The Sakyamuni statue, sculpted at the height of the Silk Road’s importance during the Tang Dynasty, is approached by climbing a temple lined trail on Daxiangshan 大像山
The Giant Moustached Buddha at Daxiang ShanGangu甘谷 Arriving.
The Giant Moustached Buddha at Daxiang Shan大像山Gangu甘谷 is Situated in Eastern Gansu 甘肃省 province. However, on arrival at Gangu 甘谷 you will quickly discover that this is not one of China’s most attractive towns: truth be told it’s pretty ugly.
However, if you are in Tianshui 天水 visiting Maiji Shan and have a day to spare, the large 23 meter moustached statue of Sakyamuni a few kilometers outside Gangu is well worth visiting and can be easily combined with a trip to the beautiful Water Curtain Caves near Luomen.
The Giant Moustached Buddha or Sakyamuni statue
The Sakyamuni statue, sculpted at the height of the Silk Road’s importance during the Tang Dynasty, is approached by climbing a temple lined trail on Daxiangshan 大像山.
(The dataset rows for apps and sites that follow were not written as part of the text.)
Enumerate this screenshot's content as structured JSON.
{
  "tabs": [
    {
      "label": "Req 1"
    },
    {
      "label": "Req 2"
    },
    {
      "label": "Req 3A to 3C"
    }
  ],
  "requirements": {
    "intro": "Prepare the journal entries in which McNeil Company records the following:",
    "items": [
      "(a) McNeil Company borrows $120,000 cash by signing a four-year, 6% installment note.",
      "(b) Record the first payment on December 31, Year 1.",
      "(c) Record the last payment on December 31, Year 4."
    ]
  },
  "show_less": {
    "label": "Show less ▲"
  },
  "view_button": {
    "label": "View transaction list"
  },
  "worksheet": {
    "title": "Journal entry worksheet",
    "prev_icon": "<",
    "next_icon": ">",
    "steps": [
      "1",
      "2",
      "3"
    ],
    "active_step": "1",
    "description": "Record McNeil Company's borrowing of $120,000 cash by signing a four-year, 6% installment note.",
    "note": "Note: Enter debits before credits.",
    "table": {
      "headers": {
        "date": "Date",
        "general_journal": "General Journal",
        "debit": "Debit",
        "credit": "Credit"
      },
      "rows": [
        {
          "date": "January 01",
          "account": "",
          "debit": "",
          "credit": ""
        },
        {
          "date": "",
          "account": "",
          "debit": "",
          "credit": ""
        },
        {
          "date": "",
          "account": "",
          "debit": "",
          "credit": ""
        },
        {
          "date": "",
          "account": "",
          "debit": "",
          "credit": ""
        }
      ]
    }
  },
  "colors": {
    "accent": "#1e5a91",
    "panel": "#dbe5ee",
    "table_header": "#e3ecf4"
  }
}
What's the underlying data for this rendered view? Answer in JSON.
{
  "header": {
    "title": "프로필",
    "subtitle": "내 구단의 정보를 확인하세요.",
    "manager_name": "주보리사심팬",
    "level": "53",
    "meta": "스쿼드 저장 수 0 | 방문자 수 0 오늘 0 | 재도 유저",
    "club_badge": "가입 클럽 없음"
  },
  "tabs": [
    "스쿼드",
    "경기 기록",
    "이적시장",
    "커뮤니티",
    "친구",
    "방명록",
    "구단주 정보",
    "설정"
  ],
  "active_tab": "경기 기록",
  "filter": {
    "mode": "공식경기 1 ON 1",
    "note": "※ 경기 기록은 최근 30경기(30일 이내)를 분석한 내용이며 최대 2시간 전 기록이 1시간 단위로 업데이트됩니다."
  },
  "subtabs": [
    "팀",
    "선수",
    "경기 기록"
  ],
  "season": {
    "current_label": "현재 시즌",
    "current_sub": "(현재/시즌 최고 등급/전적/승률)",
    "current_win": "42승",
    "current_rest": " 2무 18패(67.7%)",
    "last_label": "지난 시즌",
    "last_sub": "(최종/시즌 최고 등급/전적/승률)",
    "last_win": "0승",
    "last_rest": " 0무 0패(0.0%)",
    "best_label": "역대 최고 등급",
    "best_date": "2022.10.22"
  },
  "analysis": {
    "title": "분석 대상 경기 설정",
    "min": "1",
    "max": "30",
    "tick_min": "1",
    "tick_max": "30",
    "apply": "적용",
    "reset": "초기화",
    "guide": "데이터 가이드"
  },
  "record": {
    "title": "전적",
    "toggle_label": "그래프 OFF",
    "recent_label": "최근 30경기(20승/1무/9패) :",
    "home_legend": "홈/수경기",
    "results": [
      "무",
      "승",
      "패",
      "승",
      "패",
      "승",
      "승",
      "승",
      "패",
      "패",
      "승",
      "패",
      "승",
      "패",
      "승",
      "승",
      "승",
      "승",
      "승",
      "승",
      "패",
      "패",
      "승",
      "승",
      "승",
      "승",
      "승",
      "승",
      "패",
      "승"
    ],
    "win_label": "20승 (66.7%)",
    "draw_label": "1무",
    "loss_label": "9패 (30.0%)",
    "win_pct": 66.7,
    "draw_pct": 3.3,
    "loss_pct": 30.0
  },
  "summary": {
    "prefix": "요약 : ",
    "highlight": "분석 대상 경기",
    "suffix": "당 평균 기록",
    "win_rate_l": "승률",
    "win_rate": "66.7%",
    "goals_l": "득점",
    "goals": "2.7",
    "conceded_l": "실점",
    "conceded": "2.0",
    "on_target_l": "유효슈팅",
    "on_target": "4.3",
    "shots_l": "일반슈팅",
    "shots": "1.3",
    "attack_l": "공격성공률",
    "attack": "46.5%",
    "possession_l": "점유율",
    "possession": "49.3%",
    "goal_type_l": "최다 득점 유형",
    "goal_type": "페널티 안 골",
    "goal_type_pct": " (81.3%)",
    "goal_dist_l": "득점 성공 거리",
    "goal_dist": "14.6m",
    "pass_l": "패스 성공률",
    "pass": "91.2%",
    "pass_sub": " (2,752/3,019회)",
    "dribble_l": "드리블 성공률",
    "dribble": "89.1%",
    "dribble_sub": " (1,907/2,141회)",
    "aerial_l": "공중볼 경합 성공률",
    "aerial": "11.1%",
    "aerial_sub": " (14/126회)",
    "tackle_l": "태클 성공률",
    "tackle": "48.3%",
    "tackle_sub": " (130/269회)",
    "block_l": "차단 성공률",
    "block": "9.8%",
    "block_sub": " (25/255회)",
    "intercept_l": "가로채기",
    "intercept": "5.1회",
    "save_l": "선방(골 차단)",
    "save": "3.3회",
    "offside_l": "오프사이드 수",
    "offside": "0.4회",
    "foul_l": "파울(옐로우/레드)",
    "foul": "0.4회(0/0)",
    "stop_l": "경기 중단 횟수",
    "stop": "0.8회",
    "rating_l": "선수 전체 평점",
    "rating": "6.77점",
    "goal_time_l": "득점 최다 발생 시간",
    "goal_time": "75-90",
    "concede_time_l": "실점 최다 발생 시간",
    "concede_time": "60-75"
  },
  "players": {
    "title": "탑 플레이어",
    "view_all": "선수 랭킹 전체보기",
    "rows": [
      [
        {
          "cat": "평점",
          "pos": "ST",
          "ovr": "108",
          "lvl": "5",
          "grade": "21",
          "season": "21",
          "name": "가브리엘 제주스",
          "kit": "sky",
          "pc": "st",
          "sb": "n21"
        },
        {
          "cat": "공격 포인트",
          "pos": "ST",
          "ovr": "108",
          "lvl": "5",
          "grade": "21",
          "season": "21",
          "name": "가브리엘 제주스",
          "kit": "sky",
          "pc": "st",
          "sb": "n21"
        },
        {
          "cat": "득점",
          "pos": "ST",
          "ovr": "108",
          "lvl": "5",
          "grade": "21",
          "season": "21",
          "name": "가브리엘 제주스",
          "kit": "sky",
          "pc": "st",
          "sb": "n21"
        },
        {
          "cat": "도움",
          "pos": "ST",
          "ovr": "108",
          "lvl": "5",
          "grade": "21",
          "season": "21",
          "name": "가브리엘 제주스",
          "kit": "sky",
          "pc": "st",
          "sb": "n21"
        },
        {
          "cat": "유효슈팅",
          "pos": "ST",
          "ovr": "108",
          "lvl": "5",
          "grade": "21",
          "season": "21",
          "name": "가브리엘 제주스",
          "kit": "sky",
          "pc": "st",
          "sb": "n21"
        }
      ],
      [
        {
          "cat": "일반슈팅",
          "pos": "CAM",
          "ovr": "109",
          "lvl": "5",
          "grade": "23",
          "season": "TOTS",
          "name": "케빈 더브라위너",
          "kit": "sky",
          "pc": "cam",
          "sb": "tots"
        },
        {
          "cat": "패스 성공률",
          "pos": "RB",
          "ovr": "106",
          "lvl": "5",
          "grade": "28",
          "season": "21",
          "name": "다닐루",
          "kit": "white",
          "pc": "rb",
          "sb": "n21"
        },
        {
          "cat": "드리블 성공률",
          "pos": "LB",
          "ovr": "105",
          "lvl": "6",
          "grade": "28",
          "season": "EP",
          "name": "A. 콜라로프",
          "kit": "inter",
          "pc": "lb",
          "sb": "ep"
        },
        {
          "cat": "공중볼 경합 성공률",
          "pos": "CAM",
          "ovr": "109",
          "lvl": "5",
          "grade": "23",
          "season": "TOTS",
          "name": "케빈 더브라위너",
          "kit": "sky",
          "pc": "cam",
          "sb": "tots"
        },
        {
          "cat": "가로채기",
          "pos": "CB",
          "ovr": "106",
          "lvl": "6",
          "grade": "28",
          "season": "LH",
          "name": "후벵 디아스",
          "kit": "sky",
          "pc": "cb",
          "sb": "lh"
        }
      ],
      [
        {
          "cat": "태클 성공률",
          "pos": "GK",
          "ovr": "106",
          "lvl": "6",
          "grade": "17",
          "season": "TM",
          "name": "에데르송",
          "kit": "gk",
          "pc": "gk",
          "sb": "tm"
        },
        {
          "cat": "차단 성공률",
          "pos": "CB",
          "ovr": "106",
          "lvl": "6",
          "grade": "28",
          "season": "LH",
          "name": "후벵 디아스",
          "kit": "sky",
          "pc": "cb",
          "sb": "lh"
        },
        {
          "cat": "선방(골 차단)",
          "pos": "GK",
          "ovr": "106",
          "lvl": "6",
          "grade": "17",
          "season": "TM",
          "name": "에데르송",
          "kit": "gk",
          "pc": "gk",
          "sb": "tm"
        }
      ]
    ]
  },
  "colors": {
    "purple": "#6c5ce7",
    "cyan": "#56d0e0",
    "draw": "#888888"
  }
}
While none of the temples are spectacular, they are quiet and peaceful. You and a handful of pilgrims will be the only people on the trail even in the middle of August. The statue itself is quite special.
The colours are vibrant and the decorations surrounding it unique. But what stands out is the blue moustache, something almost unseen in the rest of China. There are some good views towards the rising Loess Plateau as you climb the trail.
You can get to Gangu from Tianshui 天水by train in just over an hour. The convenient K377 leaves Tianshui station in Beidao 北道 at 8.32 and costs 13 hard seat (buy your ticket the night before, there were plenty of seats available).
Alternatively you can take one of the frequent buses from Tianshui’s twin town Qincheng 秦城.
Hiring a taxi for the best part of a day from in front of Gangu train station costs 200 Yuan after a little bargaining. However, I don’t recommend visiting The Water Curtain Caves until restoration work has finished sometime next year (read the next posting).
One curious feature of the statue is that when you see it close up, the face of the giant Buddha has a contented expression. However, Seen from a distance, he looks quite miserable.
Another gem in Eastern Gansu, the Water Curtain Caves (Shuilian Dong) and Lashao Si 拉稍寺 take a bit of an effort to reach, especially if you are using public transport, but reward the intrepid with a valley of Taoist temples, rock carvings and paintings, without another tourist in sight.
Unfortunately, for the next year, the path up the valley is being rebuilt and building work is everywhere somewhat spoiling the valley’s isolation. The huge carved Buddha and paintings overlooking the valley are under going restoration, but at least the scaffolding is being withdrawn and they can be seen quite clearly.
However, many of the frescos are still covered. I’d recommend postponing any visit for at least a year. Some of the path up the valley is a death trap. At one point we had to clamber and crawl around some dodgy and hastily erected scaffolding that was holding up a cliff face as rocks fell all around us. Also try not to go when it’s raining as we did. The dry river bed becomes a raging torrent.
The images and frescoes were carved and painted during the Northern Wei dynasty (AD 386 – 534) and the colours are still fantastic. The object of the restoration work seems to be to try and build a shelf above the images in order to protect them from erosion and the elements.
In order to get the best views of the paintings, climb up the path in the direction of the Taoist temple, Shuilian Dong. The surrounding scenery is spectacular with domed sandstone mountains rising up above the valley.
We hired a taxi from Gangu station for the day (200 Yuan) and took in the Sakyamuni Statue on Daxiang Shan near Gangu as well ( see the previous posting for getting to Gangu). There are frequent buses between Gangu and Luomen from where you can also get private transport to the Water Curtain Caves. There are also buses from Lanzhou and Tianshui direct to Luomen.
Whatever transport you take at the moment you’ll have to walk the final 3 kilometres to the carvings and temples. It would be a stunning walk if not for the building work. Eventually the new road will go right up to Lashao Si which will be a pity as the valley’s serenity will be lost.